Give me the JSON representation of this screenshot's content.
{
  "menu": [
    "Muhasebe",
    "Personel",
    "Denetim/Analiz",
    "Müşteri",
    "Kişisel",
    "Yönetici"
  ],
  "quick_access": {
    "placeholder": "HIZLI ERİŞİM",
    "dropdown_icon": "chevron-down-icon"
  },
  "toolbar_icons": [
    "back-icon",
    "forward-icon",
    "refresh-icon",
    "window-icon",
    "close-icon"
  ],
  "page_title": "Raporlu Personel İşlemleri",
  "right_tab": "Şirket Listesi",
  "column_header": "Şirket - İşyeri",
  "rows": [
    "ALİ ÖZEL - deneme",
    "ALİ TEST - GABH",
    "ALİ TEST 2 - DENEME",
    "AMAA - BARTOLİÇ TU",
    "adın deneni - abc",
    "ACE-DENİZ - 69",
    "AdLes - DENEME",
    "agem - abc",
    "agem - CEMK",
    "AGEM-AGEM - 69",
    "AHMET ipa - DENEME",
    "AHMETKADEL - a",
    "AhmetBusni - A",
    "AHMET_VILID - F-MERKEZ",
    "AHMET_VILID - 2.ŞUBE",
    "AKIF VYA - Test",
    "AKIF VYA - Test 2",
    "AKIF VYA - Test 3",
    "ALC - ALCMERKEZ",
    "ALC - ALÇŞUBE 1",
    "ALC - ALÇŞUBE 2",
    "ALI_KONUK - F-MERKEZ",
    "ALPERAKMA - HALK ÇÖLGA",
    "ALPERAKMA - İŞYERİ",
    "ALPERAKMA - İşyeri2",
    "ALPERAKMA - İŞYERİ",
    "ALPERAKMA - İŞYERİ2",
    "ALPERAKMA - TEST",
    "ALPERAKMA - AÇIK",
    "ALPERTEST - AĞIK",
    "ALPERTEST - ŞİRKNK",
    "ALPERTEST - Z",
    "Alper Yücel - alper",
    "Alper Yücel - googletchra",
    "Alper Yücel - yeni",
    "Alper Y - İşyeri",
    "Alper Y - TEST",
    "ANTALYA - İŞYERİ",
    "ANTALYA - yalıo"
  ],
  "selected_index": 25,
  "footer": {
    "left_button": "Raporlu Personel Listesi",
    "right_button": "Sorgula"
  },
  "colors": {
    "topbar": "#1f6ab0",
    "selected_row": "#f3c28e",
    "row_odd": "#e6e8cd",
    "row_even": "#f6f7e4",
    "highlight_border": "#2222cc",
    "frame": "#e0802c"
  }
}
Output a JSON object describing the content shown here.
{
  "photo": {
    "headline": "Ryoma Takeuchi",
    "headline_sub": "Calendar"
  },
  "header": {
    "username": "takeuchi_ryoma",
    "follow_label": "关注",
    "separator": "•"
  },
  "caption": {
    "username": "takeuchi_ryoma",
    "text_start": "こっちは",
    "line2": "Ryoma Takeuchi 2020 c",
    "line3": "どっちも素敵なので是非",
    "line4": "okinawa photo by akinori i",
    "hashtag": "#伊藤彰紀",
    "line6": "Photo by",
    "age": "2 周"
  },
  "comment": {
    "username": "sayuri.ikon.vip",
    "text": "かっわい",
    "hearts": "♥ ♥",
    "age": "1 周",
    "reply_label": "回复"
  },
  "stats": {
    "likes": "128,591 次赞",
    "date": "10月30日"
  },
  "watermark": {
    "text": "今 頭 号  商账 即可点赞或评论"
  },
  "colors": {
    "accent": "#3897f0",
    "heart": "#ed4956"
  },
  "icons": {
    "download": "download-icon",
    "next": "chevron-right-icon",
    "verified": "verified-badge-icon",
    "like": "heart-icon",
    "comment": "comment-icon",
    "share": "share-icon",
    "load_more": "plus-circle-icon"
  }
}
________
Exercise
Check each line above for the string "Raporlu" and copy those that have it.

Reply to the exercise
  "page_title": "Raporlu Personel İşlemleri",
    "left_button": "Raporlu Personel Listesi",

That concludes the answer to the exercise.